| WHAT YOU ARE ASKED TO DO |
Every line below that holds the word "icon" must be listed.
+++
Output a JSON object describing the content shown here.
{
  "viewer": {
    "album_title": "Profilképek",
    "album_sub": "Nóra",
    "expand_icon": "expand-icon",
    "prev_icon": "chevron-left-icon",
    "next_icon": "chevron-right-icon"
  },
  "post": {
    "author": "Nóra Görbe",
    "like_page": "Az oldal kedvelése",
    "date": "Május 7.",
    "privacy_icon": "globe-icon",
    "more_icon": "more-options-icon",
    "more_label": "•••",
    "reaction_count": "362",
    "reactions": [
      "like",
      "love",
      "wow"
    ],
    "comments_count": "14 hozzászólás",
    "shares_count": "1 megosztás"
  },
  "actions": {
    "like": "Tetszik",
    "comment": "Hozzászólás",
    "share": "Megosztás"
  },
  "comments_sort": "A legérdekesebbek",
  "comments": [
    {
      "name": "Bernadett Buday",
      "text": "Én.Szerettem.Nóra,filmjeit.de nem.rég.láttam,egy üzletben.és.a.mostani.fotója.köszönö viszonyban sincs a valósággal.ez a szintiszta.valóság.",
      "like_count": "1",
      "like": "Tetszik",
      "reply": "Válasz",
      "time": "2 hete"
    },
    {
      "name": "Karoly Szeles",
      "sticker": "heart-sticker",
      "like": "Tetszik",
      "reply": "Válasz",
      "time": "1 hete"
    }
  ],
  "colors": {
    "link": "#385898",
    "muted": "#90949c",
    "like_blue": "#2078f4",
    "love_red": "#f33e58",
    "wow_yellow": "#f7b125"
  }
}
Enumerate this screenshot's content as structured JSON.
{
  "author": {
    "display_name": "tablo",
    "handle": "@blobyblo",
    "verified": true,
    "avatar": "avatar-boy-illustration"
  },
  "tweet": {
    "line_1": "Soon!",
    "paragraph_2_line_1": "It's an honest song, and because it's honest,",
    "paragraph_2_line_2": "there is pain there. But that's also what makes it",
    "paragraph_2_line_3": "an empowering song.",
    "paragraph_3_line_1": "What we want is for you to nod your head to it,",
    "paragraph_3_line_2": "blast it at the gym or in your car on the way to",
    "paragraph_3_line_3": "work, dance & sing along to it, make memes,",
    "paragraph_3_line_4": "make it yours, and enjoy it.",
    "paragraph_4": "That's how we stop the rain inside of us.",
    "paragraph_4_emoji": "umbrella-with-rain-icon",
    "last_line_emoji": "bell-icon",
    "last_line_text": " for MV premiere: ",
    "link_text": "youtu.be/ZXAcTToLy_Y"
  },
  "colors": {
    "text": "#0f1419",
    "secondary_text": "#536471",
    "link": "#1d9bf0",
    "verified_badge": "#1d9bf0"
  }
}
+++
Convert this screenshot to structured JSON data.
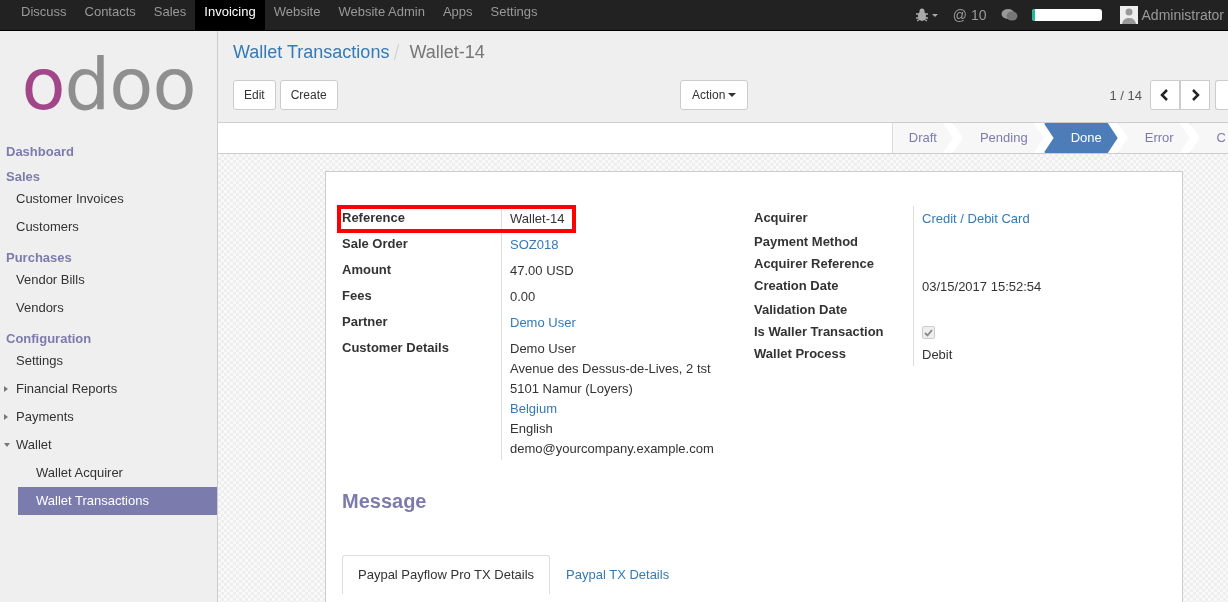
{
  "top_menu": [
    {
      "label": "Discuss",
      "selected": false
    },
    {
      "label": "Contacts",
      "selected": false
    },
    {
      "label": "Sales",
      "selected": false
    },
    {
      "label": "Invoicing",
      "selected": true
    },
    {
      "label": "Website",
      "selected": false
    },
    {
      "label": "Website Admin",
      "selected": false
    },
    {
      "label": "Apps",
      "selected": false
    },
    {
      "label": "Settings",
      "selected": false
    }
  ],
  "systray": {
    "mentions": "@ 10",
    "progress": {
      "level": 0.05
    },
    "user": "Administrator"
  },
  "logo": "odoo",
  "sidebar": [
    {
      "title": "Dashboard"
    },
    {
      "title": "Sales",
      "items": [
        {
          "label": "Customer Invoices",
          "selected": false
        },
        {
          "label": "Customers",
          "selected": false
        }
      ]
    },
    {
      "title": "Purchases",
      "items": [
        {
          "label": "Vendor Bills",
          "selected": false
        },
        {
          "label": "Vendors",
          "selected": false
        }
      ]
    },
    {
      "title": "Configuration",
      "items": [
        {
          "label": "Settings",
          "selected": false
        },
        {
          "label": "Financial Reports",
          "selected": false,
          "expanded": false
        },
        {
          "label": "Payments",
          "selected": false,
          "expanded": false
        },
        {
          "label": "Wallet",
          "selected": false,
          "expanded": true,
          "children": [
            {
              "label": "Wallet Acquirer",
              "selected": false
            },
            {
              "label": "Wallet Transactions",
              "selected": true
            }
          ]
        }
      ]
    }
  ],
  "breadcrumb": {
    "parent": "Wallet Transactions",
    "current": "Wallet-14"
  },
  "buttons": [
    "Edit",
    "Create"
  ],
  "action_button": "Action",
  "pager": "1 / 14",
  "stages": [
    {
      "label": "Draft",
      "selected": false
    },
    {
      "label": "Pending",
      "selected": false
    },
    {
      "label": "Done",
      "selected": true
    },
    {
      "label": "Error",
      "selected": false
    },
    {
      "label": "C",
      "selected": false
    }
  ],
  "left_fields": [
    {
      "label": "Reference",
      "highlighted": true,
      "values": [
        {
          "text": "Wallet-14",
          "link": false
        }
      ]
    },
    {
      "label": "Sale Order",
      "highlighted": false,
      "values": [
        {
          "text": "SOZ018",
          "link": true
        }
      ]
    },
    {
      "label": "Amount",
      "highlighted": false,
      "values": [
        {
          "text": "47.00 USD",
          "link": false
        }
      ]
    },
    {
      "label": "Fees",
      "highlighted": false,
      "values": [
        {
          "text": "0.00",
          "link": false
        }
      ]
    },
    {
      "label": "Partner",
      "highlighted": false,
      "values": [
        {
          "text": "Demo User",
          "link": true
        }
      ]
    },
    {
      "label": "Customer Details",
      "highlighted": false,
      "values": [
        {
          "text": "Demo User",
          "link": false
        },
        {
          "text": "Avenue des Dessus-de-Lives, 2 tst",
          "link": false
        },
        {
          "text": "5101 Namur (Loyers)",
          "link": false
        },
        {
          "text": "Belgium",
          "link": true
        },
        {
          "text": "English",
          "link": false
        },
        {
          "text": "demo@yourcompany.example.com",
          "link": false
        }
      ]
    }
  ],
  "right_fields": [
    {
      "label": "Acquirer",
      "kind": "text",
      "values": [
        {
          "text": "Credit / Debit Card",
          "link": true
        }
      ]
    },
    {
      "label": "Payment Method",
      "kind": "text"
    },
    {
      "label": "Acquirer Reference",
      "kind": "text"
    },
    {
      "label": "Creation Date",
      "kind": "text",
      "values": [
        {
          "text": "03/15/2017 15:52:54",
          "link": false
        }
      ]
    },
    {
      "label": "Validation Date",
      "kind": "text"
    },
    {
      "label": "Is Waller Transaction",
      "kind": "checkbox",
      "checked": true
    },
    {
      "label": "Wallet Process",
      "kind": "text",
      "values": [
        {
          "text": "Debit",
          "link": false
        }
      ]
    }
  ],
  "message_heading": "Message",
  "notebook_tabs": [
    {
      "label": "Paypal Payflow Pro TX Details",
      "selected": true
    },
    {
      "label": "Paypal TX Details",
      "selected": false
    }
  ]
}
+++
| ANSWER AREA |
    "expand_icon": "expand-icon",
    "prev_icon": "chevron-left-icon",
    "next_icon": "chevron-right-icon"
    "privacy_icon": "globe-icon",
    "more_icon": "more-options-icon",
    "paragraph_4_emoji": "umbrella-with-rain-icon",
    "last_line_emoji": "bell-icon",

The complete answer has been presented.